PROBLEM REQUIREMENTS: What you need to do is retype every entry exactly as written.

GIVEN RECORDS Block Start

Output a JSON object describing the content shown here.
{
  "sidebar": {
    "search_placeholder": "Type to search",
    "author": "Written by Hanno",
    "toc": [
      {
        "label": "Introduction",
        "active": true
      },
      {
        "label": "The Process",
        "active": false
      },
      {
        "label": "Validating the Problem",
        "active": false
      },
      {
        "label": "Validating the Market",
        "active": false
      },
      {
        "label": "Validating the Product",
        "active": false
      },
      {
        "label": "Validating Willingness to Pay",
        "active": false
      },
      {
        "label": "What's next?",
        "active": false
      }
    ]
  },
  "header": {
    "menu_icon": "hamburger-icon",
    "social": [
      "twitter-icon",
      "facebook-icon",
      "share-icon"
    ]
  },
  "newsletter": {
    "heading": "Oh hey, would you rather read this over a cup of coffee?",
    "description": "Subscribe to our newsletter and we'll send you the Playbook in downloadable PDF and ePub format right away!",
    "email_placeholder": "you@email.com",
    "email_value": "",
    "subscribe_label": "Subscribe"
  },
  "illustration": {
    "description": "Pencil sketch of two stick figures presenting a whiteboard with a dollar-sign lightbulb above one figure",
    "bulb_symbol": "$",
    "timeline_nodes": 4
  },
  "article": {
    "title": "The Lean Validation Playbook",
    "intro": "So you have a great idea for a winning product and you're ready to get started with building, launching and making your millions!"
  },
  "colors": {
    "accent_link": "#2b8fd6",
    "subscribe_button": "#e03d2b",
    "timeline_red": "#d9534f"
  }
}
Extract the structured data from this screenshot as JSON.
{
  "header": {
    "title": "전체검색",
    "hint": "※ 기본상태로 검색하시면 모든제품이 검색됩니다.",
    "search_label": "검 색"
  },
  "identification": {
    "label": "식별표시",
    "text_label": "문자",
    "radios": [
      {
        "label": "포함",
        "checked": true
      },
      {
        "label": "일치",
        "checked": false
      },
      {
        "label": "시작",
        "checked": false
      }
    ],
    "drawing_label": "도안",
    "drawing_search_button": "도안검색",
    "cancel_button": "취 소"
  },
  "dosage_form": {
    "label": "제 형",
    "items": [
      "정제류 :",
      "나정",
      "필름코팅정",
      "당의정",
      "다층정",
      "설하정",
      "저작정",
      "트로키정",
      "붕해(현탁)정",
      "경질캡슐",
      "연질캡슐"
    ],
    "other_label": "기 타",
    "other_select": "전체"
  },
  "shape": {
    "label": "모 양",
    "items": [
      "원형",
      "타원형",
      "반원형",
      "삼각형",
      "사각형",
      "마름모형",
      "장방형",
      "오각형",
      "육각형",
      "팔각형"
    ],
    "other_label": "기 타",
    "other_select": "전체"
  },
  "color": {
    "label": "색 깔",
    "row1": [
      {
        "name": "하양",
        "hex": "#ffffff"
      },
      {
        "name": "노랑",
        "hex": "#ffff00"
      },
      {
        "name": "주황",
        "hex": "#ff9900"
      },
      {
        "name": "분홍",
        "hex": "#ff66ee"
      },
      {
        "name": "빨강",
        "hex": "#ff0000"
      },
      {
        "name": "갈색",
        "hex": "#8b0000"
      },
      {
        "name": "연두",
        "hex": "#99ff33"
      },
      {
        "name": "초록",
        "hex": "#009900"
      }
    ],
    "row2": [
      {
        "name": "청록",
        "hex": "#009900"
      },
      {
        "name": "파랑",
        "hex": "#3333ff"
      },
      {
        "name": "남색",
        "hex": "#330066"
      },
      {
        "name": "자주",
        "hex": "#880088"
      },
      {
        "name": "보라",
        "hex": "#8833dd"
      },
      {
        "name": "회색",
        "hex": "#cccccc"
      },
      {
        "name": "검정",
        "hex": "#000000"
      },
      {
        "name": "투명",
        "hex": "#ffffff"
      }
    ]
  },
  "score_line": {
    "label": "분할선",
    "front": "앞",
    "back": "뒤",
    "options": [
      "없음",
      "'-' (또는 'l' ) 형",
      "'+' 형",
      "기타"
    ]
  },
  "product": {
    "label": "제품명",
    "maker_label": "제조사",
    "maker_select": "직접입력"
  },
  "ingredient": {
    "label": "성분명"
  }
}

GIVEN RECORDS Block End

WRITTEN ANSWER:
Output a JSON object describing the content shown here.
{
  "sidebar": {
    "search_placeholder": "Type to search",
    "author": "Written by Hanno",
    "toc": [
      {
        "label": "Introduction",
        "active": true
      },
      {
        "label": "The Process",
        "active": false
      },
      {
        "label": "Validating the Problem",
        "active": false
      },
      {
        "label": "Validating the Market",
        "active": false
      },
      {
        "label": "Validating the Product",
        "active": false
      },
      {
        "label": "Validating Willingness to Pay",
        "active": false
      },
      {
        "label": "What's next?",
        "active": false
      }
    ]
  },
  "header": {
    "menu_icon": "hamburger-icon",
    "social": [
      "twitter-icon",
      "facebook-icon",
      "share-icon"
    ]
  },
  "newsletter": {
    "heading": "Oh hey, would you rather read this over a cup of coffee?",
    "description": "Subscribe to our newsletter and we'll send you the Playbook in downloadable PDF and ePub format right away!",
    "email_placeholder": "you@email.com",
    "email_value": "",
    "subscribe_label": "Subscribe"
  },
  "illustration": {
    "description": "Pencil sketch of two stick figures presenting a whiteboard with a dollar-sign lightbulb above one figure",
    "bulb_symbol": "$",
    "timeline_nodes": 4
  },
  "article": {
    "title": "The Lean Validation Playbook",
    "intro": "So you have a great idea for a winning product and you're ready to get started with building, launching and making your millions!"
  },
  "colors": {
    "accent_link": "#2b8fd6",
    "subscribe_button": "#e03d2b",
    "timeline_red": "#d9534f"
  }
}
Extract the structured data from this screenshot as JSON.
{
  "header": {
    "title": "전체검색",
    "hint": "※ 기본상태로 검색하시면 모든제품이 검색됩니다.",
    "search_label": "검 색"
  },
  "identification": {
    "label": "식별표시",
    "text_label": "문자",
    "radios": [
      {
        "label": "포함",
        "checked": true
      },
      {
        "label": "일치",
        "checked": false
      },
      {
        "label": "시작",
        "checked": false
      }
    ],
    "drawing_label": "도안",
    "drawing_search_button": "도안검색",
    "cancel_button": "취 소"
  },
  "dosage_form": {
    "label": "제 형",
    "items": [
      "정제류 :",
      "나정",
      "필름코팅정",
      "당의정",
      "다층정",
      "설하정",
      "저작정",
      "트로키정",
      "붕해(현탁)정",
      "경질캡슐",
      "연질캡슐"
    ],
    "other_label": "기 타",
    "other_select": "전체"
  },
  "shape": {
    "label": "모 양",
    "items": [
      "원형",
      "타원형",
      "반원형",
      "삼각형",
      "사각형",
      "마름모형",
      "장방형",
      "오각형",
      "육각형",
      "팔각형"
    ],
    "other_label": "기 타",
    "other_select": "전체"
  },
  "color": {
    "label": "색 깔",
    "row1": [
      {
        "name": "하양",
        "hex": "#ffffff"
      },
      {
        "name": "노랑",
        "hex": "#ffff00"
      },
      {
        "name": "주황",
        "hex": "#ff9900"
      },
      {
        "name": "분홍",
        "hex": "#ff66ee"
      },
      {
        "name": "빨강",
        "hex": "#ff0000"
      },
      {
        "name": "갈색",
        "hex": "#8b0000"
      },
      {
        "name": "연두",
        "hex": "#99ff33"
      },
      {
        "name": "초록",
        "hex": "#009900"
      }
    ],
    "row2": [
      {
        "name": "청록",
        "hex": "#009900"
      },
      {
        "name": "파랑",
        "hex": "#3333ff"
      },
      {
        "name": "남색",
        "hex": "#330066"
      },
      {
        "name": "자주",
        "hex": "#880088"
      },
      {
        "name": "보라",
        "hex": "#8833dd"
      },
      {
        "name": "회색",
        "hex": "#cccccc"
      },
      {
        "name": "검정",
        "hex": "#000000"
      },
      {
        "name": "투명",
        "hex": "#ffffff"
      }
    ]
  },
  "score_line": {
    "label": "분할선",
    "front": "앞",
    "back": "뒤",
    "options": [
      "없음",
      "'-' (또는 'l' ) 형",
      "'+' 형",
      "기타"
    ]
  },
  "product": {
    "label": "제품명",
    "maker_label": "제조사",
    "maker_select": "직접입력"
  },
  "ingredient": {
    "label": "성분명"
  }
}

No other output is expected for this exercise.